- Kealy T, O’Dwyer A: Comparison of open and closed loop process identification techniques in the time domain. In Proceedings of the 3nd Wismarer Automatisierungssymposium, Wismar, Germany, September, 2001, Paper 1.3–4. Edited by: Smith Y. Germany: Wismar; 2001.Google Scholar
- Luo Y, Wang Y, Kong L: System identification of thermal process based on chaos particle swarm optimization. Automation and Logistics, 2008. ICAL 2008. IEEE International Conference on 2008, 2598–2602. doi:10.1109/ICAL.2008.4636610Google Scholar
- Lagarias JC, Reeds JA, Wright MH, Wright PE: Convergence properties of the nelder-mead simplex method in low dimensions. SIAM J Optimizat 1998, 9: 112–147. 10.1137/S1052623496303470MathSciNetView ArticleGoogle Scholar
- Tarantola A, Valette B: Generalized nonlinear inverse problems solved using the least squares criterion. Rev Geophys Space Phys 1982, 20: 219–233. 10.1029/RG020i002p00219MathSciNetView ArticleGoogle Scholar
- Razali NM, Wah YB: Power comparisons of shaprio-wilk, kolmogorov-smirnov, lilliefors and anderson- darling tests. J Stat Model Analytics 2011, 2: 22–33.Google Scholar
- Agresti A: Categorical Data Analysis. 2nd ednHoboken, NJ: Wiley InterScience; 2002.View ArticleGoogle Scholar
- Westin LK: Receiver operating characteristic (roc) analysis:evaluating discriminance effects among decision support systems. Technical report, Department of Computing Science in Umeå University, Computer Science Department,Umeå, Sweden; 2001. [http://www8.cs.umu.se/research/reports/2001/018/part1.pdf]Google Scholar

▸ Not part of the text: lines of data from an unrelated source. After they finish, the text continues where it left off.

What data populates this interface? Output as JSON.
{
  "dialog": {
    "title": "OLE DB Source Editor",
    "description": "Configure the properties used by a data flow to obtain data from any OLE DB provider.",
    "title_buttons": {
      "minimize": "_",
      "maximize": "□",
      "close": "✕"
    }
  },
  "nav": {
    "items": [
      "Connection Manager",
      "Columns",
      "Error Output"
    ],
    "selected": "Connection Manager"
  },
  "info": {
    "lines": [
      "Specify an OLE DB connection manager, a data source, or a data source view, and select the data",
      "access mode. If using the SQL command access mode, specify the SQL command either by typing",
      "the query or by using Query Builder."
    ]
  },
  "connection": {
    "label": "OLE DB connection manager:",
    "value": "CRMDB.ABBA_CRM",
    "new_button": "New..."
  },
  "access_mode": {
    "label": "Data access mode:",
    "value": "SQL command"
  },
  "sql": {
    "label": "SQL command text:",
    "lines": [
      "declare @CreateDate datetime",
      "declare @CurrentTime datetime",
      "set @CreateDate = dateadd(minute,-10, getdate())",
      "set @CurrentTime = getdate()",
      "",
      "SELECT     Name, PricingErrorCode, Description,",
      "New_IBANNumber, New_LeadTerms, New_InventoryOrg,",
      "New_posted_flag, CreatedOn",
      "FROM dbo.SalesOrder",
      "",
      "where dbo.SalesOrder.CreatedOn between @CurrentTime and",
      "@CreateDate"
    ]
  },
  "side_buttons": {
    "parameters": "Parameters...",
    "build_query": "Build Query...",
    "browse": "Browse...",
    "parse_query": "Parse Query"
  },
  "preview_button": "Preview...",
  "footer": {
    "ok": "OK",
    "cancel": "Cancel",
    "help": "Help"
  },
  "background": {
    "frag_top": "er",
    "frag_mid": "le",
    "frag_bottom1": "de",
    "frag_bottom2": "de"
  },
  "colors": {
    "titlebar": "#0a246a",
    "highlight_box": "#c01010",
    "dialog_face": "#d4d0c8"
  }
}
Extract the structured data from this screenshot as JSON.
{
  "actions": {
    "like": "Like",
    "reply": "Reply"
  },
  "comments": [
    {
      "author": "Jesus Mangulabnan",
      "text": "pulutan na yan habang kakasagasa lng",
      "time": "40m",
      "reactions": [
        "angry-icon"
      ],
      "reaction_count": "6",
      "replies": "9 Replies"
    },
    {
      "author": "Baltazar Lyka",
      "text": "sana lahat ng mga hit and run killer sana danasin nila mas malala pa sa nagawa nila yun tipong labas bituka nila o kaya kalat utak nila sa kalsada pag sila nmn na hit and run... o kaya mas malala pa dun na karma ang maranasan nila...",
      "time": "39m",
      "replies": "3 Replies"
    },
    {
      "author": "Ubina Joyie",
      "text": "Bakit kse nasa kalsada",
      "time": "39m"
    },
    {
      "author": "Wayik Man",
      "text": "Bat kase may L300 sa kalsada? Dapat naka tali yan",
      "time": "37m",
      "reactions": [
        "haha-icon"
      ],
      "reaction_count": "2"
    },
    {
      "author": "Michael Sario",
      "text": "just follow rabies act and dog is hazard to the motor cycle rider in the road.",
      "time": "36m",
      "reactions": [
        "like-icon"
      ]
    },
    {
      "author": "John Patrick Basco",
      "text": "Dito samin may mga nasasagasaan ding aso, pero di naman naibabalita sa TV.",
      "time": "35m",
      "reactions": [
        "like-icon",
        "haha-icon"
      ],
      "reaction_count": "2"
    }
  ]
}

This article is published under license to BioMed Central Ltd. This is an Open Access article distributed under the terms of the Creative Commons Attribution License (http://creativecommons.org/licenses/by/4.0), which permits unrestricted use, distribution, and reproduction in any medium, provided the original work is properly credited. The Creative Commons Public Domain Dedication waiver (http://creativecommons.org/publicdomain/zero/1.0/) applies to the data made available in this article, unless otherwise stated.